This article argues that introductory ethics classes can unwittingly create or confirm skeptical views toward morality. Introductory courses frequently include critical discussion of skeptical positions such as moral relativism and psychological egoism as a way to head off this unintended outcome. But this method of forestalling skepticism can have a residual (and unintended) skeptical effect. The problem calls for deeper pedagogical-cum-philosophical engagement with the underlying sources of skepticism. The paper provides examples of how to do this and explains the additional (...) benefits of teaching moral skepticism. (shrink)
Recent attention to the context of biblical texts and to their literary dimension has been fruitful for preachers. But on the eve of a new millennium, biblical studies and homiletics must reclaim their identities as theological disciplines. As sacred scripture, the Bible's chief role is to serve as resource for the church's teaching, doctrine, and preaching.

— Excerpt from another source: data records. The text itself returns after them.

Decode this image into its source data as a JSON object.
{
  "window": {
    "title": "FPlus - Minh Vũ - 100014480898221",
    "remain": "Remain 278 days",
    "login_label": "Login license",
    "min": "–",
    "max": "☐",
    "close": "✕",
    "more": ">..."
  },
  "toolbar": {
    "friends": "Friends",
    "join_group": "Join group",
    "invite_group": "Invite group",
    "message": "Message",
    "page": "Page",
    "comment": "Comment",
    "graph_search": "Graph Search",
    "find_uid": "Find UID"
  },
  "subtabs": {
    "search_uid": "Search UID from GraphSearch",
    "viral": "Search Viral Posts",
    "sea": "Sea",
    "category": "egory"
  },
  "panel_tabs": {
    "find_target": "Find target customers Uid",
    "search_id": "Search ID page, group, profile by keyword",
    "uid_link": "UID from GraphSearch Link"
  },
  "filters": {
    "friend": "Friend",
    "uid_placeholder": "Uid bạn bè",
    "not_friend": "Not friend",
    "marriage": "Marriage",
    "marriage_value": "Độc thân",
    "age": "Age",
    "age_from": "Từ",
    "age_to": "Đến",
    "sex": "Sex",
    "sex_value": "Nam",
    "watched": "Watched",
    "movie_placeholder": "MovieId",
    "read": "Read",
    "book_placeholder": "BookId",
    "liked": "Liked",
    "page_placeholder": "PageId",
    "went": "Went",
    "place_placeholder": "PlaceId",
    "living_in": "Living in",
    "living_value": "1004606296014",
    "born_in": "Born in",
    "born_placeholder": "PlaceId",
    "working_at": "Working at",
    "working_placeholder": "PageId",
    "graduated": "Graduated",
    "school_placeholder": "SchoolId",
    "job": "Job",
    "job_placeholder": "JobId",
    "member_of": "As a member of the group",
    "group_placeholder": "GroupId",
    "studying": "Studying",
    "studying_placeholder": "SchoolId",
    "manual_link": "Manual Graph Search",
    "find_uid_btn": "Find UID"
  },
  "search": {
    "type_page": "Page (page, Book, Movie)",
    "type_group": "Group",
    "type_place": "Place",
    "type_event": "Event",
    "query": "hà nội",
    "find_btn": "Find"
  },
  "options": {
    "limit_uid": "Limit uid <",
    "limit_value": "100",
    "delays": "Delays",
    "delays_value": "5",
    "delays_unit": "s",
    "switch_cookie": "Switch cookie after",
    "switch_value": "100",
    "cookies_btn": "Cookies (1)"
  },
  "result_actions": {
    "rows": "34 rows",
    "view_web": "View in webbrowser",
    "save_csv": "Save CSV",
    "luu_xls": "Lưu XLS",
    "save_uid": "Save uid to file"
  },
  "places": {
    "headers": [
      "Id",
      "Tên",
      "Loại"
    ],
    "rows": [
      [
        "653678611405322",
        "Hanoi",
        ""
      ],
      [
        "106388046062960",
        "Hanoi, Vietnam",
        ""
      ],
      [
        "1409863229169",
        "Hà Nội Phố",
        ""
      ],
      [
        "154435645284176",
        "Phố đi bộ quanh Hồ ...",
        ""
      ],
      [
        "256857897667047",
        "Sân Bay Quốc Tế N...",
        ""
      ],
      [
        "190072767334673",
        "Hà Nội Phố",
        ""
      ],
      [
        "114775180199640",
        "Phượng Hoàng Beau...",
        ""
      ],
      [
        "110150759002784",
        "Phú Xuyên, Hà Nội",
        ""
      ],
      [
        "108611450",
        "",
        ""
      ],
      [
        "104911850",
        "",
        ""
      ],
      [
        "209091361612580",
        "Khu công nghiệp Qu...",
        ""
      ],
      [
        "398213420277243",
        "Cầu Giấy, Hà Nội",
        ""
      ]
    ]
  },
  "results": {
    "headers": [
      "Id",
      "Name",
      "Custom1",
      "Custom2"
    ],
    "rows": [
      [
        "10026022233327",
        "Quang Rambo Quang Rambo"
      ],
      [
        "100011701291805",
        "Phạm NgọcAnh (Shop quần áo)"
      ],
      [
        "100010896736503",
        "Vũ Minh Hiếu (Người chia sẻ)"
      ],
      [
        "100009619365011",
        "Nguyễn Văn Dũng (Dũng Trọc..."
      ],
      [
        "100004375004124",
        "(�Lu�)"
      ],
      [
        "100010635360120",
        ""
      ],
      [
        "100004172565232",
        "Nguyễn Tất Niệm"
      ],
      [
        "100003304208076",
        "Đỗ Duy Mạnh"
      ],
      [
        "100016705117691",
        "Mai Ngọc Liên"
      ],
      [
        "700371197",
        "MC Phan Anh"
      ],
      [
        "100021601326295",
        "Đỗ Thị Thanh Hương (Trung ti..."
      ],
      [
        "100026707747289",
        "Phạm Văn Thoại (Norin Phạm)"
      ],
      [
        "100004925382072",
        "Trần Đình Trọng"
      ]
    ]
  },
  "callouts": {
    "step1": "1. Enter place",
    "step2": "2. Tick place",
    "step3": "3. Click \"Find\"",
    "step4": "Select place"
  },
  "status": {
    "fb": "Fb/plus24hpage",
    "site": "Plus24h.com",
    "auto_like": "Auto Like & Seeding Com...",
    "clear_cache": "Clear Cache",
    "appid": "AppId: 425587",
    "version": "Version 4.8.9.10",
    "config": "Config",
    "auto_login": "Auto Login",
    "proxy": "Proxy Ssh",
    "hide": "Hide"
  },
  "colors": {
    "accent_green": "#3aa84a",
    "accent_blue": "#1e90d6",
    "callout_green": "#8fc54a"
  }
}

In response to the difficulty of teaching an increasingly large number of students who are ill prepared for the sort of abstract thinking and well-structured essay writing that are essential to the field of Philosophy, I have discovered a five-step method for teaching students in my Philosophy and Social Ethics course how to examine any ethical issue and write well-structured essays discussing the issue. Just as important, students are now required to take more responsibility for the learning process (...) which, I believe, is an appropriate goal for a course in Ethics. (shrink)
Business ethics is once again a hot topic as examples of improper business practices that violate commonly accepted ethical norms are brought to our attention. With the increasing number of scandals business schools find themselves on the defensive in explaining what they are doing to help respond to the call to teach ‘‘more’’ business ethics. This paper focuses on two issues germane to business ethics teaching efforts: the ‘‘targeted output’’ goals of teaching business ethics and when in the (...) curriculum business ethics should be taught. (shrink)
Practical ethics in context -- Teaching and learning ethics in an ethical environment -- Aspirations, activities, and assessment -- The theoretical toolkit -- Systematic case analysis -- Relativism and moral development -- A bridge across cultures.
German philosopher Martin Heidegger stirred educators when in 1951 he claimed teaching is more difficult than learning because teachers must ‘learn to let learn’. However in the main he left the aphorism unexplained as part of a brief four-paragraph, less than two-page set of observations concerning the relationship of teaching to learning; and concluded at the end of those observations that to become a teacher is an ‘exalted matter’. This paper investigates both of Heidegger's claims, interpreting letting learn (...) in the context of Heidegger's larger philosophical project, and suggesting why in light of that project to become a teacher is an exalted concern. The methodology guiding the inquiry is largely hermeneutic, the purpose of the essay to interpret teaching from a Heideggerian perspective: its nature and general method. (shrink)